The St. Ignatius Mission was built in the early 1890's near Montana's first Catholic school in this town founded in 1854 by Jesuit priests. This Catholic Church is unique because its walls and ceilings have 58 original paintings by Brother Joseph Carignano on them. Two of the most distinctive paintings depict the Salish Lord and Lord's mother in Native American form.
The Mission Mountain Range is a beautiful backdrop of scenery behind the Mission Church. The church is located on the Flathead Indian Reservation.
Next to the Mission, a museum and gift shop displays Mission and Indian artifacts and sells religious items.
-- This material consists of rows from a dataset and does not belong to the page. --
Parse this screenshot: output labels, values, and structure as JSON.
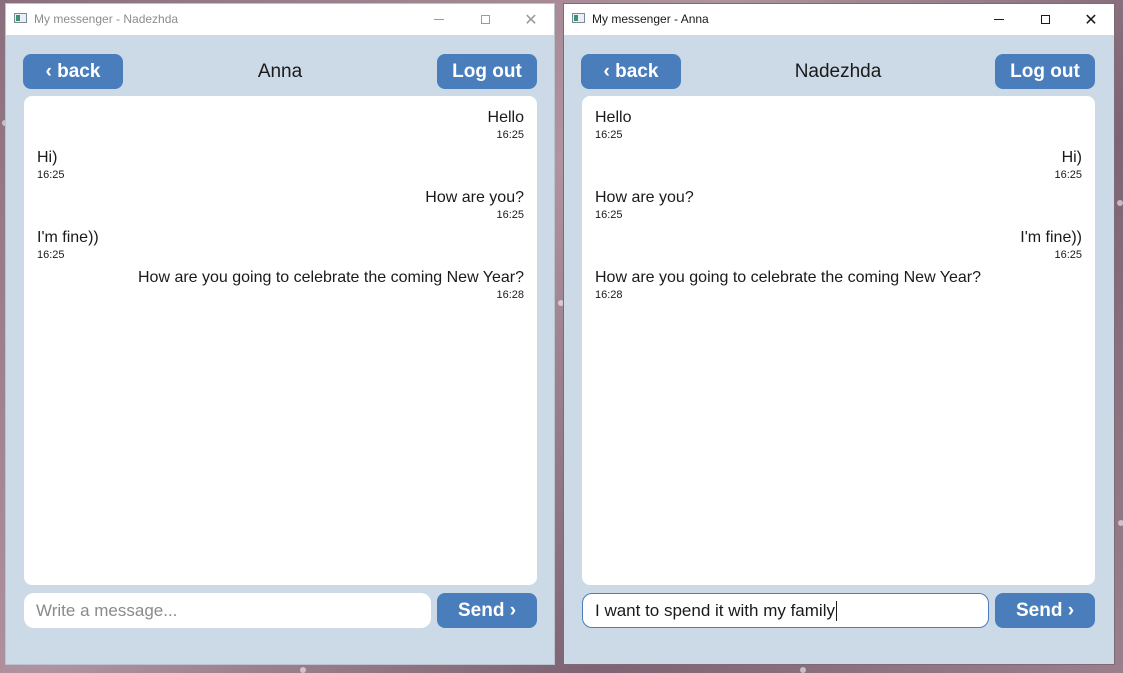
{
  "windows": [
    {
      "title": "My messenger - Nadezhda",
      "back_label": "‹ back",
      "chat_name": "Anna",
      "logout_label": "Log out",
      "send_label": "Send ›",
      "input_placeholder": "Write a message...",
      "input_value": "",
      "messages": [
        {
          "text": "Hello",
          "time": "16:25",
          "side": "out"
        },
        {
          "text": "Hi)",
          "time": "16:25",
          "side": "in"
        },
        {
          "text": "How are you?",
          "time": "16:25",
          "side": "out"
        },
        {
          "text": "I'm fine))",
          "time": "16:25",
          "side": "in"
        },
        {
          "text": "How are you going to celebrate the coming New Year?",
          "time": "16:28",
          "side": "out"
        }
      ]
    },
    {
      "title": "My messenger - Anna",
      "back_label": "‹ back",
      "chat_name": "Nadezhda",
      "logout_label": "Log out",
      "send_label": "Send ›",
      "input_placeholder": "Write a message...",
      "input_value": "I want to spend it with my family",
      "messages": [
        {
          "text": "Hello",
          "time": "16:25",
          "side": "in"
        },
        {
          "text": "Hi)",
          "time": "16:25",
          "side": "out"
        },
        {
          "text": "How are you?",
          "time": "16:25",
          "side": "in"
        },
        {
          "text": "I'm fine))",
          "time": "16:25",
          "side": "out"
        },
        {
          "text": "How are you going to celebrate the coming New Year?",
          "time": "16:28",
          "side": "in"
        }
      ]
    }
  ],
  "colors": {
    "accent": "#4a7dbb",
    "window_bg": "#ccdae7",
    "chat_bg": "#ffffff"
  }
}
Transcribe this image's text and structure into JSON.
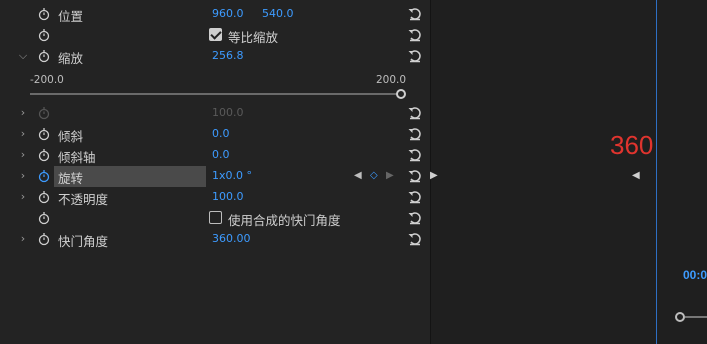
{
  "properties": [
    {
      "label": "位置",
      "v1": "960.0",
      "v2": "540.0"
    },
    {
      "checkbox_label": "等比缩放"
    },
    {
      "label": "缩放",
      "value": "256.8",
      "slider_min": "-200.0",
      "slider_max": "200.0"
    },
    {
      "value": "100.0"
    },
    {
      "label": "倾斜",
      "value": "0.0"
    },
    {
      "label": "倾斜轴",
      "value": "0.0"
    },
    {
      "label": "旋转",
      "value": "1x0.0 °"
    },
    {
      "label": "不透明度",
      "value": "100.0"
    },
    {
      "checkbox_label": "使用合成的快门角度"
    },
    {
      "label": "快门角度",
      "value": "360.00"
    }
  ],
  "overlay": {
    "annotation": "360",
    "timecode": "00:0"
  }
}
An adjacent log building was the original residence of the Ursuline Sisters who operated a school for several decades.
The spectacular setting and agricultural potential of the Mission Valley drew Jesuit priests here in 1854 after nearby locations didn't work out.
Father Peter De Smet founded St. Mary's Mission in the Bitterroot Valley, Montana, in 1841. The original St. Ignatius Mission was erected near Lake Pend d'Oreille in winter 1844-45 when De Smet along with fellow priests Adrian Hoecken and Peter McGean secured shelter in a cabin constructed from fir columns and bark slabs near Albeni Falls. On this location the three Jesuits carried out religious instructions and baptisms.
Owing to a rash of adverse conditions--inclement weather, a dearth of productive land, sparse game, and geographical isolation--Fr. Adrian Hoecken relocated the Mission in 1854, under the initiative of Chief Alexander of the Kalispel tribe, to its present site known as "Snyeỉmn"--a Salish term signifying "a place where something was surrounded"--in the Lower Flathead River Valley. Fr. Hoecken described the site in radiant terms:
. . . I arrived at the place designated on the 24th of September and found it such as it had been represented--a beautiful region, evidently fertile, uniting a useful as well as pleasing variety of woodland and prarie, lake and river--the whole crowned in the distance by the white summit of the mountains, and sufficiently rich withal in fish and game. I shall never forget the emotion of hope and fear that filled my heart, when for the first time I celebrated Mass in this lovely spot, in the open air, in the presence of a numerous band of Kalispels, who looked up to me, under God, for their temporal and spiritual welfare in this new home.
The mission was located near an established fur-trading post a few miles north. Holding its own against the ravages of mountain weather and time, the well-crafted and solid structure in an open field may be Montana's oldest building. This remnant of Fort Connah, established in the Mission Valley around 1847, is now supported by a new foundation and topped with fresh shake. A black powder range lies nearby, as well as two more antique structures donated and reassembled at the historic site. The dream of a museum quietly waits in the wings.
Thanks to the dedication of the Fort Connah Restoration Society, an interpretive sign at the highway pullout overlooks the site where visitors can view the post, black powder range, and reconstruction efforts. This is about seven miles north of St. Ignatius on Highway 93. Visitors may walk to the simple buildings via a simple footpath, although you may need to clamber over a gate. Although access to the buildings is limited, FCRS is recruiting volunteers with the hopes of opening the doors to Montana's history.
Public access and stewardship of the site is due largely to the largesse of Joe McDonald, a respected educator and tribal leader. He is descended from fur trapper Angus McDonald who established this trading post along Post Creek almost a decade before Jesuits arrived in the valley to establish a mission church that remains open to the public in St. Ignatius.
Please respect the generosity of the McDonald family by treading lightly during your visit.